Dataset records
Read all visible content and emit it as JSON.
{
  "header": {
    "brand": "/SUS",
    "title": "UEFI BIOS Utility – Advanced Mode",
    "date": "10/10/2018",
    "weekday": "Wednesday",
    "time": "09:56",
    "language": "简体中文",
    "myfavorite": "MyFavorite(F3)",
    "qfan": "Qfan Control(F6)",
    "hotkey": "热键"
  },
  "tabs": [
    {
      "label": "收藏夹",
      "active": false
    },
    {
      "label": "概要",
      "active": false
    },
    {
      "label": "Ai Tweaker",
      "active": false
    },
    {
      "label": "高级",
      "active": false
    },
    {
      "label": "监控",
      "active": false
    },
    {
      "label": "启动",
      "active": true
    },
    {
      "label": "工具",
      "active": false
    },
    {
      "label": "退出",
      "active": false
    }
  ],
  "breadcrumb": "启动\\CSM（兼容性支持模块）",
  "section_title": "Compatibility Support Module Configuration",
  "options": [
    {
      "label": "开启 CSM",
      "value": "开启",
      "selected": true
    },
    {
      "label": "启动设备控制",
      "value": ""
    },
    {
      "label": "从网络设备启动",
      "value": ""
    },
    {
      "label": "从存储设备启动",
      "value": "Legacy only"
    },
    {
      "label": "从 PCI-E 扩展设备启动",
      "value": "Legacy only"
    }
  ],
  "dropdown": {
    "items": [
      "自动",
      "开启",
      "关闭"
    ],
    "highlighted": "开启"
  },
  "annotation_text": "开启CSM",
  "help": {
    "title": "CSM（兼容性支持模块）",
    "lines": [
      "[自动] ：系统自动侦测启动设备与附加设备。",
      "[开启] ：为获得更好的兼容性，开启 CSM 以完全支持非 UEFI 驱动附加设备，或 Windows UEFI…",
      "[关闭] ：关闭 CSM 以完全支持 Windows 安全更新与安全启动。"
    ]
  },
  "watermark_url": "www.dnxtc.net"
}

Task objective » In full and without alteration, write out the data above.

Task solution »
Read all visible content and emit it as JSON.
{
  "header": {
    "brand": "/SUS",
    "title": "UEFI BIOS Utility – Advanced Mode",
    "date": "10/10/2018",
    "weekday": "Wednesday",
    "time": "09:56",
    "language": "简体中文",
    "myfavorite": "MyFavorite(F3)",
    "qfan": "Qfan Control(F6)",
    "hotkey": "热键"
  },
  "tabs": [
    {
      "label": "收藏夹",
      "active": false
    },
    {
      "label": "概要",
      "active": false
    },
    {
      "label": "Ai Tweaker",
      "active": false
    },
    {
      "label": "高级",
      "active": false
    },
    {
      "label": "监控",
      "active": false
    },
    {
      "label": "启动",
      "active": true
    },
    {
      "label": "工具",
      "active": false
    },
    {
      "label": "退出",
      "active": false
    }
  ],
  "breadcrumb": "启动\\CSM（兼容性支持模块）",
  "section_title": "Compatibility Support Module Configuration",
  "options": [
    {
      "label": "开启 CSM",
      "value": "开启",
      "selected": true
    },
    {
      "label": "启动设备控制",
      "value": ""
    },
    {
      "label": "从网络设备启动",
      "value": ""
    },
    {
      "label": "从存储设备启动",
      "value": "Legacy only"
    },
    {
      "label": "从 PCI-E 扩展设备启动",
      "value": "Legacy only"
    }
  ],
  "dropdown": {
    "items": [
      "自动",
      "开启",
      "关闭"
    ],
    "highlighted": "开启"
  },
  "annotation_text": "开启CSM",
  "help": {
    "title": "CSM（兼容性支持模块）",
    "lines": [
      "[自动] ：系统自动侦测启动设备与附加设备。",
      "[开启] ：为获得更好的兼容性，开启 CSM 以完全支持非 UEFI 驱动附加设备，或 Windows UEFI…",
      "[关闭] ：关闭 CSM 以完全支持 Windows 安全更新与安全启动。"
    ]
  },
  "watermark_url": "www.dnxtc.net"
}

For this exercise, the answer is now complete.